On Thursday, the US's recently created Space Force accused Russia of testing an anti-satellite weapon from one of its orbiting satellites.

Russia is committed to the full demilitarization of space, and is opposed to the deployment of any types of weapons in space, presidential spokesman Dmitry Peskov has told reporters on Friday.

Commenting on whether the Kremlin would react to US accusations about Russian anti-satellite weapons testing, Peskov suggested that "this should probably be done by our defence ministry and the foreign ministry."

Peskov's comments follow allegations by US Space Force officials Thursday that Russia had tested an anti-satellite weapon from one of its orbiting satellites.

In a statement, the newly created branch of the US military alleged that "on July 15, Russia injected a new object into orbit from Cosmos 2543," a Russian 'inspector' satellite. "Russia released this object in proximity to another Russian satellite, which is similar to on-orbit activity conducted by Russia in 2017, and inconsistent with the system's stated mission as an inspector satellite," the US agency added.
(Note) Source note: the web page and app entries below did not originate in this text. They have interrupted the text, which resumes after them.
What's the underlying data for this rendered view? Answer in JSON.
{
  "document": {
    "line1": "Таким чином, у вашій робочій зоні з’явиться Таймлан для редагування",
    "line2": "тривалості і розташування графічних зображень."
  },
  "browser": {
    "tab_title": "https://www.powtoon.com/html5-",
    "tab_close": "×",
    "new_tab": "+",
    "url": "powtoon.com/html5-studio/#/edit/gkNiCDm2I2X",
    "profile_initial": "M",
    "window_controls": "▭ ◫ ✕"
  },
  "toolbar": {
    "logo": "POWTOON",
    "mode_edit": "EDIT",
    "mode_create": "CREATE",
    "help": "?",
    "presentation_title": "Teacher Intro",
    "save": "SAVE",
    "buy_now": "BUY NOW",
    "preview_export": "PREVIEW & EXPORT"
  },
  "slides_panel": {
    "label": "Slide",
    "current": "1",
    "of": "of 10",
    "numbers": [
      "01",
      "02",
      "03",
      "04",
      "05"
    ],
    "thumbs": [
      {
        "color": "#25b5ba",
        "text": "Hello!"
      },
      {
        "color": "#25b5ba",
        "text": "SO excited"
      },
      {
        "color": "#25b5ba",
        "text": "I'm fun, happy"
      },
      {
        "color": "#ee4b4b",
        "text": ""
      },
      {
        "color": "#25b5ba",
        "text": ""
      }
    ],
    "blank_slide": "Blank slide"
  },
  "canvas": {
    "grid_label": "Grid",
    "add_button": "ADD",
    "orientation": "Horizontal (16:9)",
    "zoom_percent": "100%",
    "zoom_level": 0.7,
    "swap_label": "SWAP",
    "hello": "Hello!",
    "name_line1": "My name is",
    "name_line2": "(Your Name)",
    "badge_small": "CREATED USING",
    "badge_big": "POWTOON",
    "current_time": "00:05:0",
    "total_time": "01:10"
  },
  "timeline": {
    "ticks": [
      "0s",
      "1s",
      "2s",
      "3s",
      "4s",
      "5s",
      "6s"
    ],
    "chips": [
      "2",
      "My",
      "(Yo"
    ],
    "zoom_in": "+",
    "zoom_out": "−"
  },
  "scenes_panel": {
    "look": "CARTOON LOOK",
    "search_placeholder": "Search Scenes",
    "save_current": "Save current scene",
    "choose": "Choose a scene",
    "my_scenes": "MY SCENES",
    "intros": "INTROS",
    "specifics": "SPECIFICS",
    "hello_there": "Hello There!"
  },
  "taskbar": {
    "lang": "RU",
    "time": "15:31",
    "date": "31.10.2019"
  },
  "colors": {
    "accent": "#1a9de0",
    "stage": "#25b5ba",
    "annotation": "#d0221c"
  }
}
Space Force admitted that there was no indication that the projectile said to have been launched from the Cosmos-series satellite actually struck another orbiting satellite, calling the alleged test a "non-destructive" one.

Space Force chief of space operations and US Space Command commander Gen. John 'Jay' Raymond said the Russian system involved in the test was the same one that 'inspected' a US surveillance satellite earlier this year. 

"This is further evidence of Russia's continuing efforts to develop and test space-based systems, and consistent with the Kremlin's published military doctrine to employ weapons that hold US and allied space assets at risk," Raymond added.

On Thursday, US Special Representative for Arms Control Marshall Billingslea said Russia's alleged anti-satellite weapons testing would be brought up during arms control talks in Vienna next week.

Russian officials have repeatedly warned about the dangers of the potential militarization of space. In February, Russian Foreign Minister Sergei Lavrov indicated that NATO plans to put weapons in orbit were slowly moving toward becoming a reality, and stressed that it's not too late to prevent a military confrontation in the new potential warfighting domain by formulating general rules of conduct.

Russia and China have each expressed their opposition to the deployment of weapons in outer space, and warned about the dangers of an arms race in this arena.

Russia launched a Cosmos-series inspector satellite from the Plesetsk Cosmodrome in November 2019, with its stated mission being the inspection of the material condition of other Russian satellites orbiting Earth.

Despite accusing Russia of using the Cosmos satellites to secretly inspect foreign satellites, US officials have remained silent about its own secretive 'Geosynchronous Space Situational Awareness Program', which has been accused of using US satellites to approach and inspect Russian, Chinese, Pakistani and Nigerian satellites, civilian and military alike.